Journal directory listing - Volume 69 (2024) - Journal of NTNU【69(1)】March

Political Trauma and Care in Arendt’s Perspective on Human Rights: A Case Study of the 228 Peace Movement Author: Shu-Fen Lin(Adjunct Assistant Professor Department of Philosophy National Chengchi University)

Vol.&No.:Vol. 69, No. 1
Date:March 2024

Hannah Arendt’s work The Origins of Totalitarianism (1951) presents a profound perspective on human rights. She argues that human rights are not merely inherent; they are the “right to have rights.” This concept goes beyond natural rights or abstract notions of humanity. Instead, it stems from mutual recognition within a community, allowing individuals to insert themselves into the world through words and actions.

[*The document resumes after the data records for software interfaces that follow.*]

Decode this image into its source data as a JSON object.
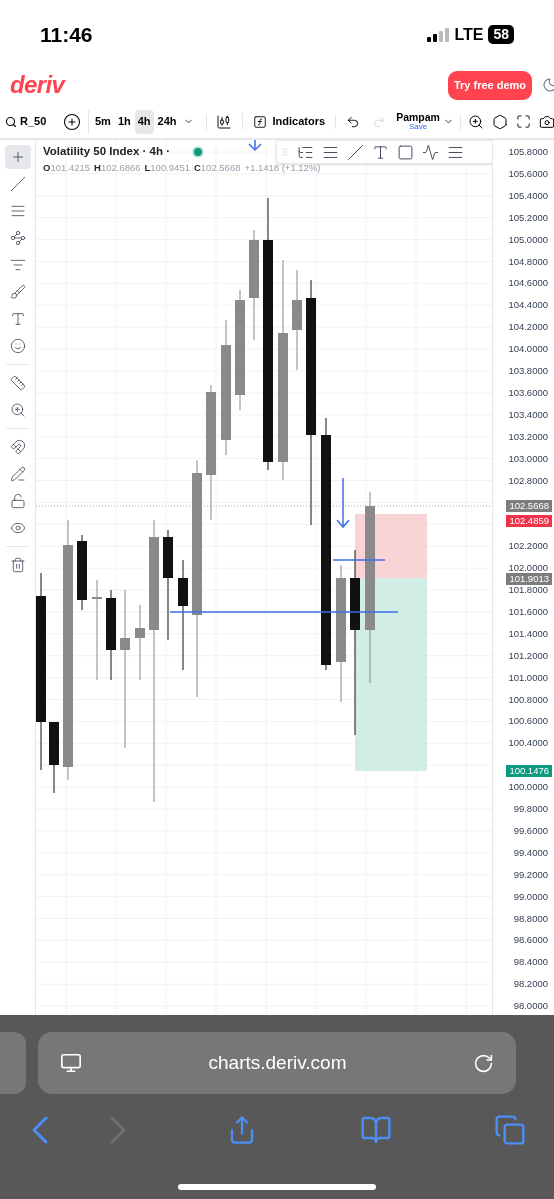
{
  "status_bar": {
    "time": "11:46",
    "network": "LTE",
    "battery": "58"
  },
  "header": {
    "logo": "deriv",
    "cta": "Try free demo"
  },
  "toolbar": {
    "symbol": "R_50",
    "timeframes": [
      {
        "label": "5m",
        "selected": false
      },
      {
        "label": "1h",
        "selected": false
      },
      {
        "label": "4h",
        "selected": true
      },
      {
        "label": "24h",
        "selected": false
      }
    ],
    "indicators": "Indicators",
    "template": {
      "name": "Pampam",
      "action": "Save"
    }
  },
  "chart": {
    "title": "Volatility 50 Index · 4h ·",
    "ohlc": [
      {
        "key": "O",
        "value": "101.4215"
      },
      {
        "key": "H",
        "value": "102.6866"
      },
      {
        "key": "L",
        "value": "100.9451"
      },
      {
        "key": "C",
        "value": "102.5668"
      }
    ],
    "change": "+1.1418 (+1.12%)",
    "tools": [
      {
        "selected": true
      },
      {
        "selected": false
      },
      {
        "selected": false
      },
      {
        "selected": false
      },
      {
        "selected": false
      },
      {
        "selected": false
      },
      {
        "selected": false
      },
      {
        "selected": false
      },
      {
        "selected": false
      },
      {
        "selected": false
      },
      {
        "selected": false
      },
      {
        "selected": false
      },
      {
        "selected": false
      },
      {
        "selected": false
      },
      {
        "selected": false
      }
    ]
  },
  "price_axis": {
    "ticks": [
      "105.8000",
      "105.6000",
      "105.4000",
      "105.2000",
      "105.0000",
      "104.8000",
      "104.6000",
      "104.4000",
      "104.2000",
      "104.0000",
      "103.8000",
      "103.6000",
      "103.4000",
      "103.2000",
      "103.0000",
      "102.8000",
      "102.2000",
      "102.0000",
      "101.8000",
      "101.6000",
      "101.4000",
      "101.2000",
      "101.0000",
      "100.8000",
      "100.6000",
      "100.4000",
      "100.0000",
      "99.8000",
      "99.6000",
      "99.4000",
      "99.2000",
      "99.0000",
      "98.8000",
      "98.6000",
      "98.4000",
      "98.2000",
      "98.0000"
    ],
    "badges": [
      {
        "value": "102.5668",
        "color": "#7d7d7d"
      },
      {
        "value": "102.4859",
        "color": "#f0334a"
      },
      {
        "value": "101.9013",
        "color": "#7d7d7d"
      },
      {
        "value": "100.1476",
        "color": "#0c9a7f"
      }
    ]
  },
  "browser": {
    "url": "charts.deriv.com",
    "forward_disabled": true
  }
}
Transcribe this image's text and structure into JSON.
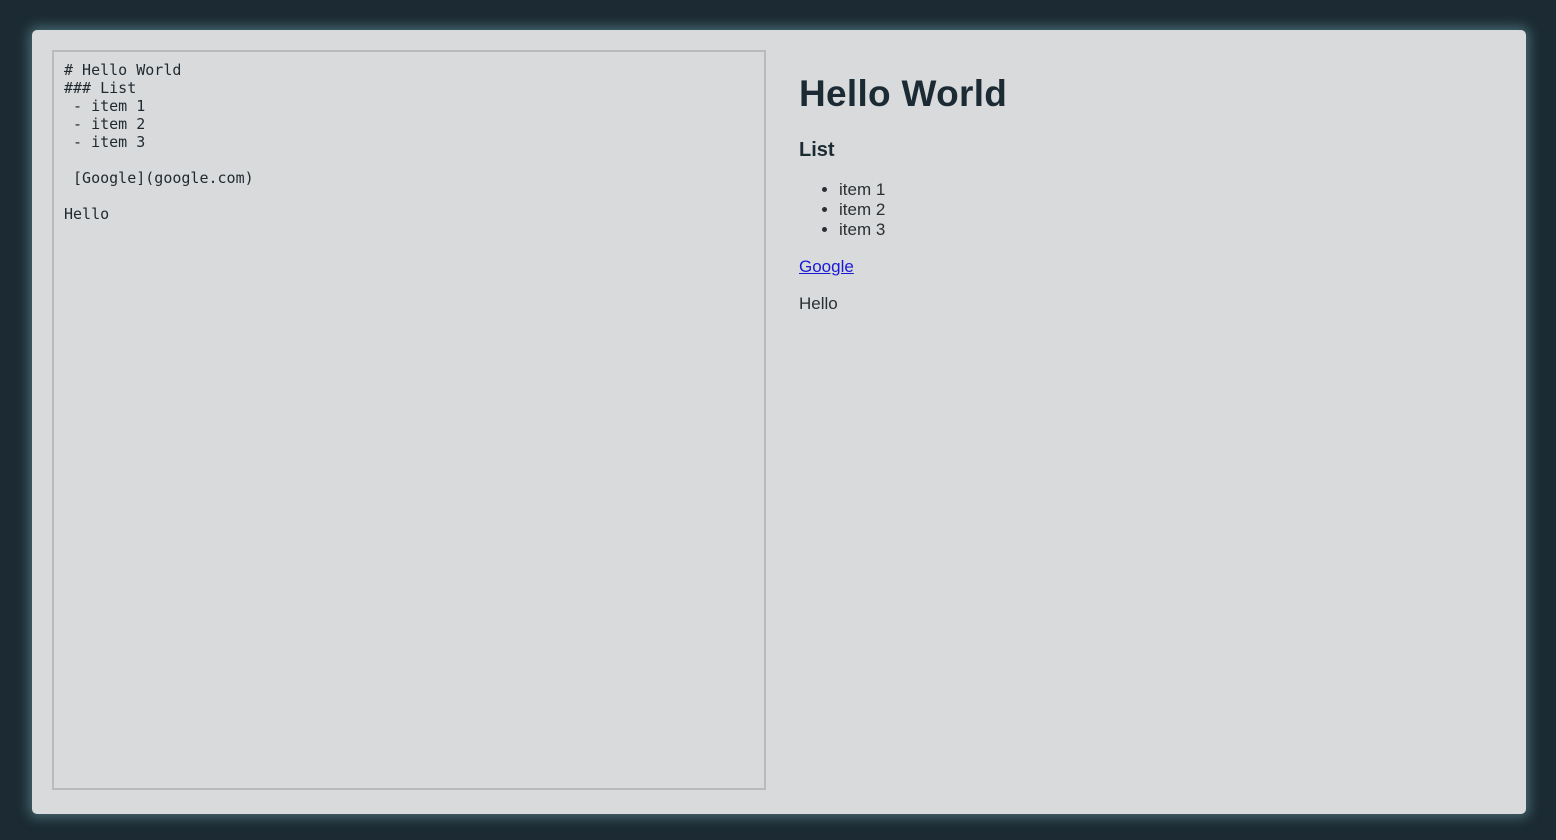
{
  "editor": {
    "content": "# Hello World\n### List\n - item 1\n - item 2\n - item 3\n\n [Google](google.com)\n\nHello"
  },
  "preview": {
    "heading": "Hello World",
    "subheading": "List",
    "list_items": [
      "item 1",
      "item 2",
      "item 3"
    ],
    "link_text": "Google",
    "paragraph": "Hello"
  },
  "colors": {
    "background": "#1c2b33",
    "card": "#d9dadc",
    "link": "#1a1ad6"
  }
}
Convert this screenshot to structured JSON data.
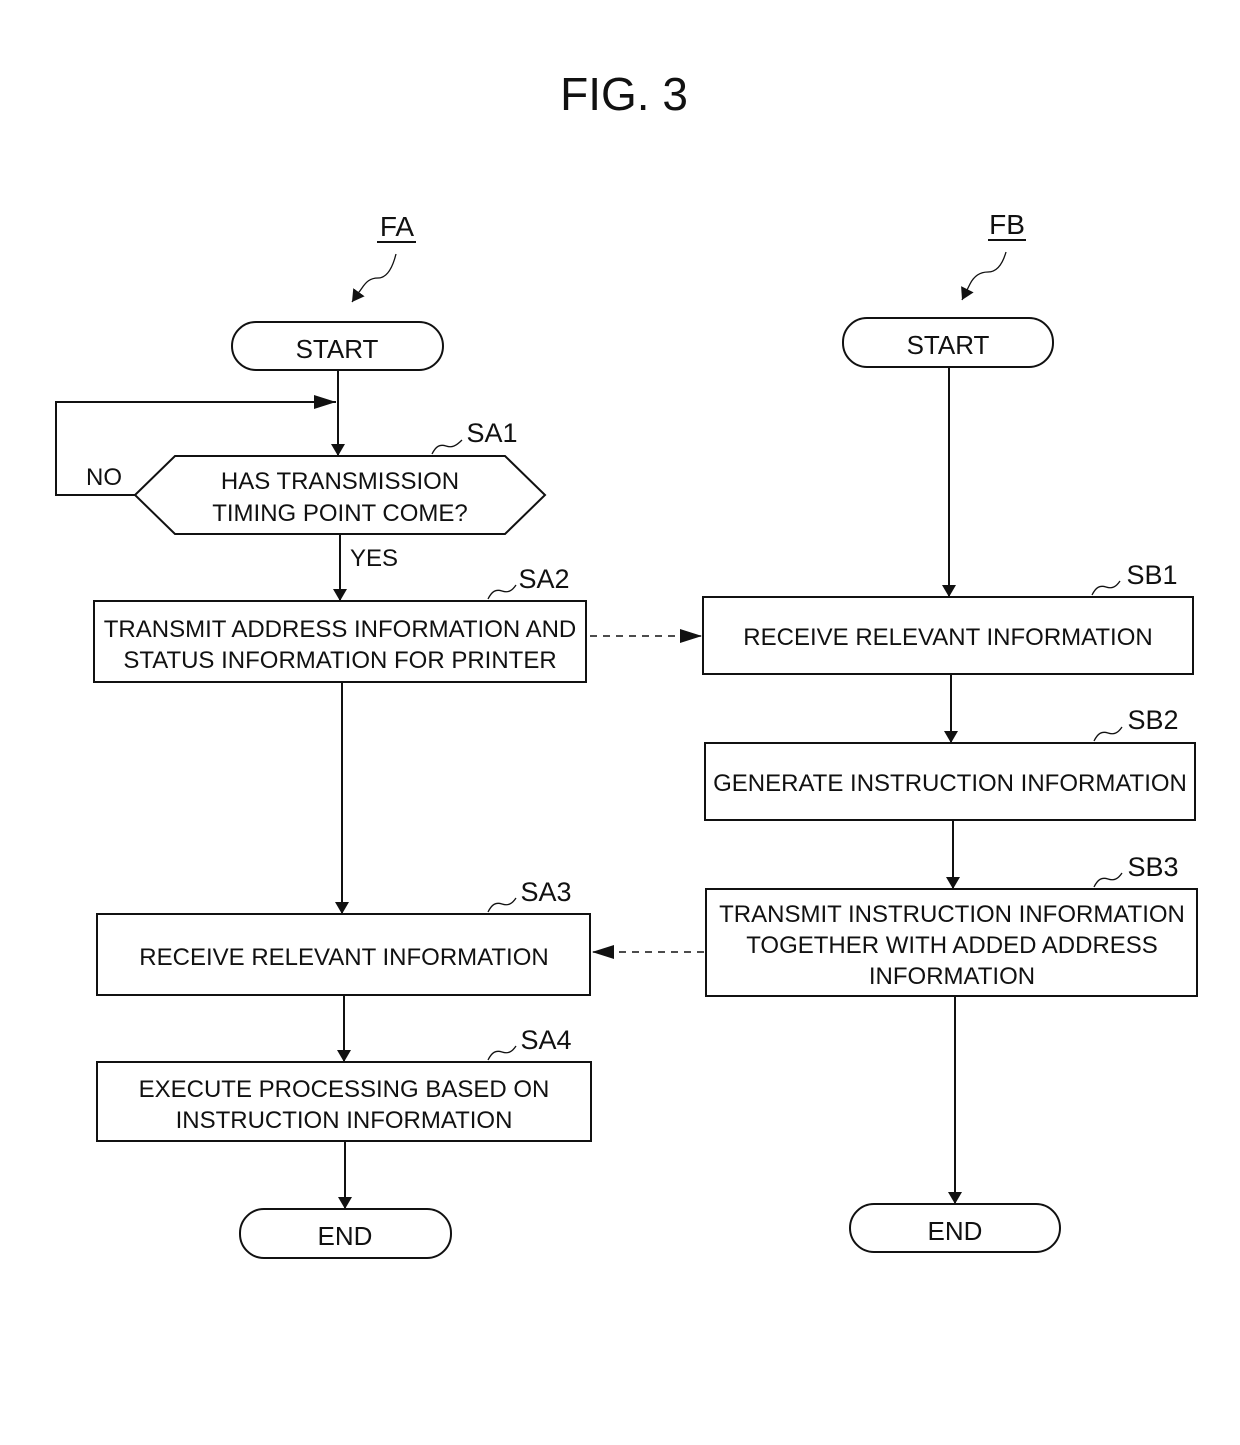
{
  "figure": {
    "title": "FIG. 3"
  },
  "flows": {
    "fa": {
      "label": "FA",
      "start": "START",
      "end": "END",
      "steps": [
        {
          "id": "SA1",
          "type": "decision",
          "lines": [
            "HAS TRANSMISSION",
            "TIMING POINT COME?"
          ],
          "yes_label": "YES",
          "no_label": "NO"
        },
        {
          "id": "SA2",
          "type": "process",
          "lines": [
            "TRANSMIT ADDRESS INFORMATION AND",
            "STATUS INFORMATION FOR PRINTER"
          ]
        },
        {
          "id": "SA3",
          "type": "process",
          "lines": [
            "RECEIVE RELEVANT INFORMATION"
          ]
        },
        {
          "id": "SA4",
          "type": "process",
          "lines": [
            "EXECUTE PROCESSING BASED ON",
            "INSTRUCTION INFORMATION"
          ]
        }
      ]
    },
    "fb": {
      "label": "FB",
      "start": "START",
      "end": "END",
      "steps": [
        {
          "id": "SB1",
          "type": "process",
          "lines": [
            "RECEIVE RELEVANT INFORMATION"
          ]
        },
        {
          "id": "SB2",
          "type": "process",
          "lines": [
            "GENERATE INSTRUCTION INFORMATION"
          ]
        },
        {
          "id": "SB3",
          "type": "process",
          "lines": [
            "TRANSMIT INSTRUCTION INFORMATION",
            "TOGETHER WITH ADDED ADDRESS",
            "INFORMATION"
          ]
        }
      ]
    }
  },
  "connections": [
    {
      "from": "SA2",
      "to": "SB1",
      "style": "dashed"
    },
    {
      "from": "SB3",
      "to": "SA3",
      "style": "dashed"
    }
  ]
}
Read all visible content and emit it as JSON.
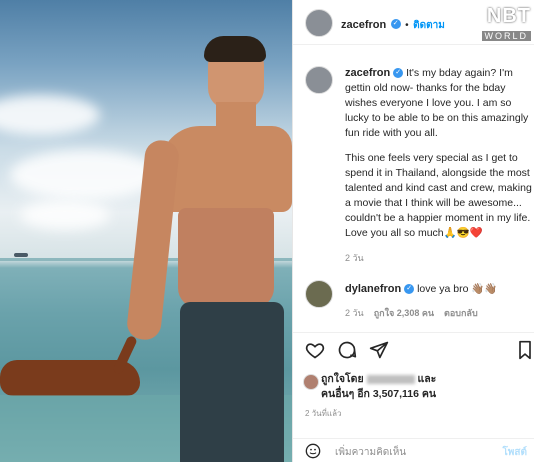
{
  "watermark": {
    "brand": "NBT",
    "sub": "WORLD"
  },
  "post_header": {
    "username": "zacefron",
    "follow_label": "ติดตาม",
    "separator": "•"
  },
  "caption": {
    "username": "zacefron",
    "paragraph1": "It's my bday again? I'm gettin old now- thanks for the bday wishes everyone I love you. I am so lucky to be able to be on this amazingly fun ride with you all.",
    "paragraph2": "This one feels very special as I get to spend it in Thailand, alongside the most talented and kind cast and crew, making a movie that I think will be awesome... couldn't be a happier moment in my life. Love you all so much🙏😎❤️",
    "time": "2 วัน"
  },
  "comment": {
    "username": "dylanefron",
    "text": "love ya bro 👋🏽👋🏽",
    "time": "2 วัน",
    "likes": "ถูกใจ 2,308 คน",
    "reply": "ตอบกลับ"
  },
  "likes": {
    "liked_by": "ถูกใจโดย",
    "and": "และ",
    "others": "คนอื่นๆ อีก 3,507,116 คน",
    "date": "2 วันที่แล้ว"
  },
  "footer": {
    "placeholder": "เพิ่มความคิดเห็น",
    "post": "โพสต์"
  },
  "colors": {
    "link": "#0095f6",
    "verified": "#3897f0",
    "heart": "#ed4956"
  }
}
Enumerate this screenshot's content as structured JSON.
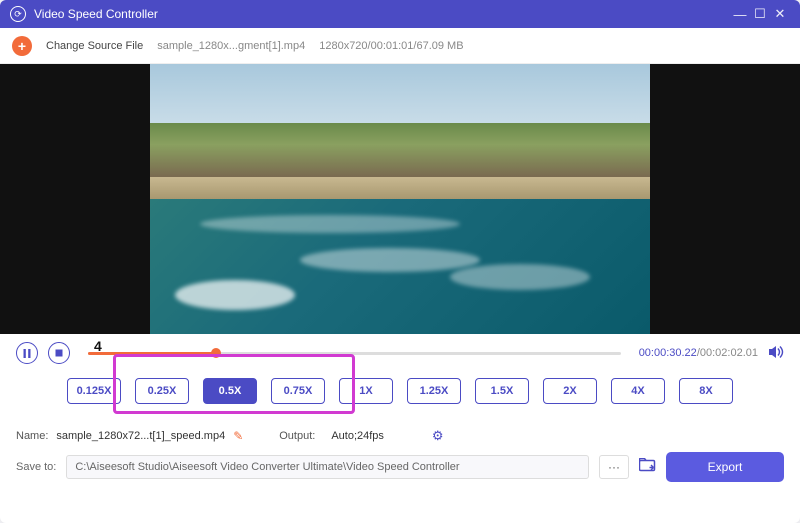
{
  "window": {
    "title": "Video Speed Controller"
  },
  "toolbar": {
    "changeSource": "Change Source File",
    "filename": "sample_1280x...gment[1].mp4",
    "fileinfo": "1280x720/00:01:01/67.09 MB"
  },
  "playback": {
    "current": "00:00:30.22",
    "total": "00:02:02.01"
  },
  "annotation": {
    "number": "4"
  },
  "speeds": [
    "0.125X",
    "0.25X",
    "0.5X",
    "0.75X",
    "1X",
    "1.25X",
    "1.5X",
    "2X",
    "4X",
    "8X"
  ],
  "activeSpeedIndex": 2,
  "name": {
    "label": "Name:",
    "value": "sample_1280x72...t[1]_speed.mp4"
  },
  "output": {
    "label": "Output:",
    "value": "Auto;24fps"
  },
  "saveTo": {
    "label": "Save to:",
    "path": "C:\\Aiseesoft Studio\\Aiseesoft Video Converter Ultimate\\Video Speed Controller"
  },
  "export": {
    "label": "Export"
  }
}
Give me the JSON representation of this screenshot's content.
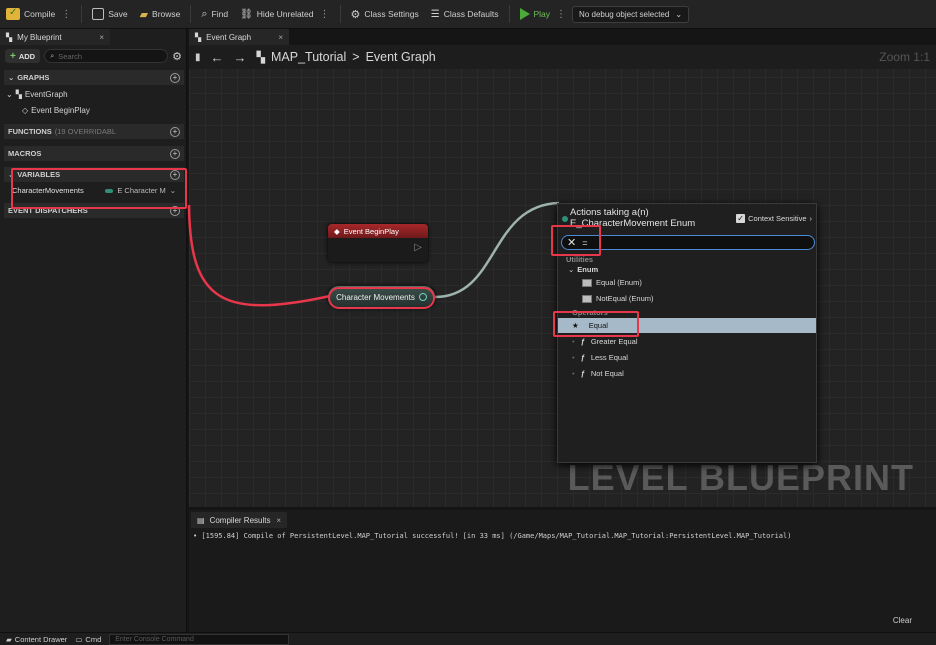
{
  "toolbar": {
    "compile": "Compile",
    "save": "Save",
    "browse": "Browse",
    "find": "Find",
    "hide_unrelated": "Hide Unrelated",
    "class_settings": "Class Settings",
    "class_defaults": "Class Defaults",
    "play": "Play",
    "debug_object": "No debug object selected"
  },
  "left_panel": {
    "tab": "My Blueprint",
    "add": "ADD",
    "search_placeholder": "Search",
    "graphs": "GRAPHS",
    "event_graph": "EventGraph",
    "event_begin_play": "Event BeginPlay",
    "functions": "FUNCTIONS",
    "functions_sub": "(19 OVERRIDABL",
    "macros": "MACROS",
    "variables": "VARIABLES",
    "var_name": "CharacterMovements",
    "var_type": "E Character M",
    "event_dispatchers": "EVENT DISPATCHERS"
  },
  "graph": {
    "tab": "Event Graph",
    "breadcrumb_root": "MAP_Tutorial",
    "breadcrumb_sep": ">",
    "breadcrumb_current": "Event Graph",
    "zoom": "Zoom 1:1",
    "watermark": "LEVEL BLUEPRINT",
    "node_event": "Event BeginPlay",
    "node_var": "Character Movements"
  },
  "menu": {
    "title_line1": "Actions taking a(n)",
    "title_line2": "E_CharacterMovement Enum",
    "context_sensitive": "Context Sensitive",
    "search_value": "=",
    "items": [
      {
        "label": "Utilities",
        "kind": "category"
      },
      {
        "label": "Enum",
        "kind": "category"
      },
      {
        "label": "Equal (Enum)",
        "kind": "table"
      },
      {
        "label": "NotEqual (Enum)",
        "kind": "table"
      },
      {
        "label": "Operators",
        "kind": "category"
      },
      {
        "label": "Equal",
        "kind": "selected"
      },
      {
        "label": "Greater Equal",
        "kind": "function"
      },
      {
        "label": "Less Equal",
        "kind": "function"
      },
      {
        "label": "Not Equal",
        "kind": "function"
      }
    ]
  },
  "results": {
    "tab": "Compiler Results",
    "line": "• [1595.84] Compile of PersistentLevel.MAP_Tutorial successful! [in 33 ms] (/Game/Maps/MAP_Tutorial.MAP_Tutorial:PersistentLevel.MAP_Tutorial)",
    "clear": "Clear"
  },
  "bottombar": {
    "content_drawer": "Content Drawer",
    "cmd": "Cmd",
    "console_placeholder": "Enter Console Command"
  },
  "colors": {
    "highlight_box": "#e8364a",
    "selection": "#a6b9c8",
    "event_header": "#a7282a"
  }
}
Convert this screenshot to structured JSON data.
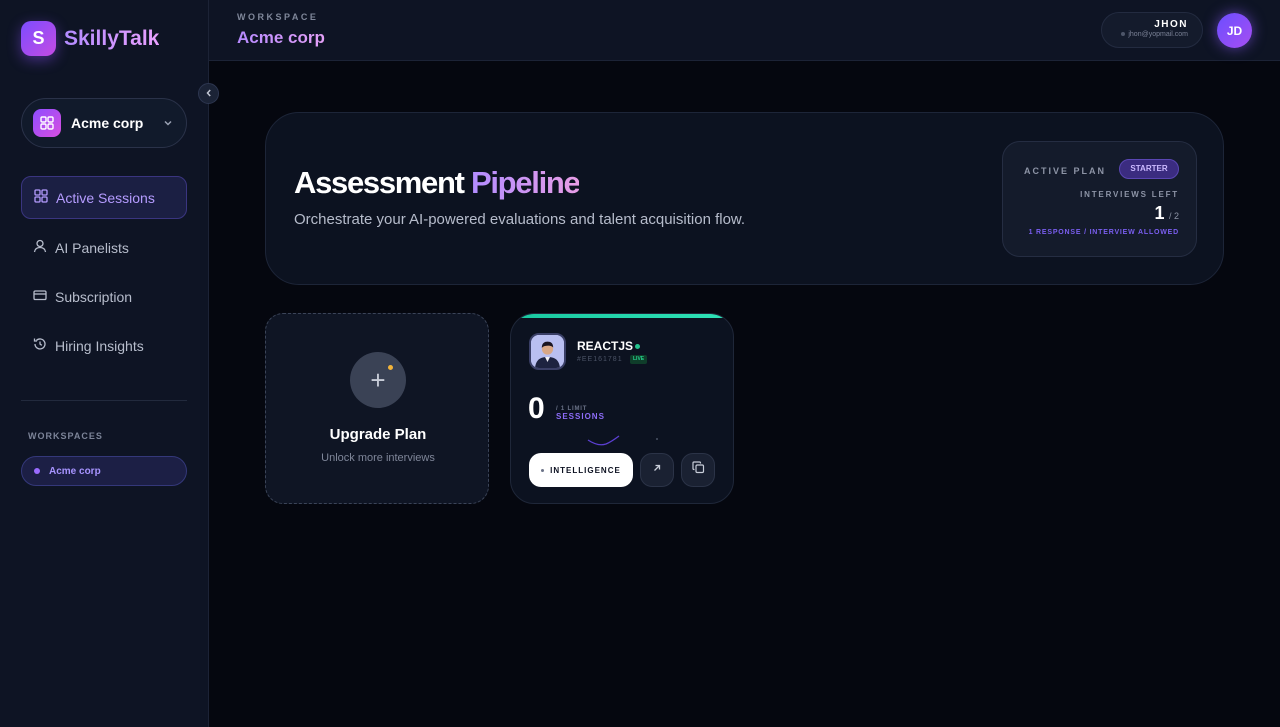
{
  "brand": {
    "logo_letter": "S",
    "name": "SkillyTalk"
  },
  "sidebar": {
    "workspace_select": "Acme corp",
    "nav": [
      {
        "label": "Active Sessions",
        "icon": "grid-icon",
        "active": true
      },
      {
        "label": "AI Panelists",
        "icon": "user-icon"
      },
      {
        "label": "Subscription",
        "icon": "card-icon"
      },
      {
        "label": "Hiring Insights",
        "icon": "history-icon"
      }
    ],
    "workspaces_heading": "WORKSPACES",
    "workspaces": [
      {
        "label": "Acme corp"
      }
    ]
  },
  "header": {
    "eyebrow": "WORKSPACE",
    "title": "Acme corp",
    "user": {
      "name": "JHON",
      "email": "jhon@yopmail.com",
      "initials": "JD"
    }
  },
  "hero": {
    "title_main": "Assessment",
    "title_accent": "Pipeline",
    "subtitle": "Orchestrate your AI-powered evaluations and talent acquisition flow.",
    "plan": {
      "label": "ACTIVE PLAN",
      "badge": "STARTER",
      "interviews_label": "INTERVIEWS LEFT",
      "interviews_left": "1",
      "interviews_total": "/ 2",
      "note": "1 RESPONSE / INTERVIEW ALLOWED"
    }
  },
  "upgrade_card": {
    "plus": "+",
    "title": "Upgrade Plan",
    "subtitle": "Unlock more interviews"
  },
  "session_card": {
    "title": "REACTJS",
    "id": "#EE161781",
    "live": "LIVE",
    "count": "0",
    "limit": "/ 1 LIMIT",
    "sessions_label": "SESSIONS",
    "intelligence_label": "INTELLIGENCE",
    "accent_color": "#1fd3a8"
  }
}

Arendt emphasizes that the denial of human rights results in the loss of a place where one can speak, act, and begin anew. It signifies the deprivation of a homeland—a space for individual uniqueness and distinctness. In this discourse, equality arises not from birth but from the promise of rights among equals. The article “Political Trauma and Care in Arendt’s Perspective on Human Rights” delves into Taiwan’s “228 Peace Movement.” Contrary to focusing solely on victims, the movement cares for injured communities, including perpetrators and citizens. By acting in concert, it aims to foster a sense of togetherness and provide each community member with a home to realize their individuality. In other words, reconciliation is not merely between the perpetrator and the victim; it is a reconciliation among all citizens who inhabit the land. Only through this process can a genuine community emerge, gradually building a homeland where the concept of human rights becomes a tangible reality.

Keywords:human rights, promise, community, mutual recognition, forgiveness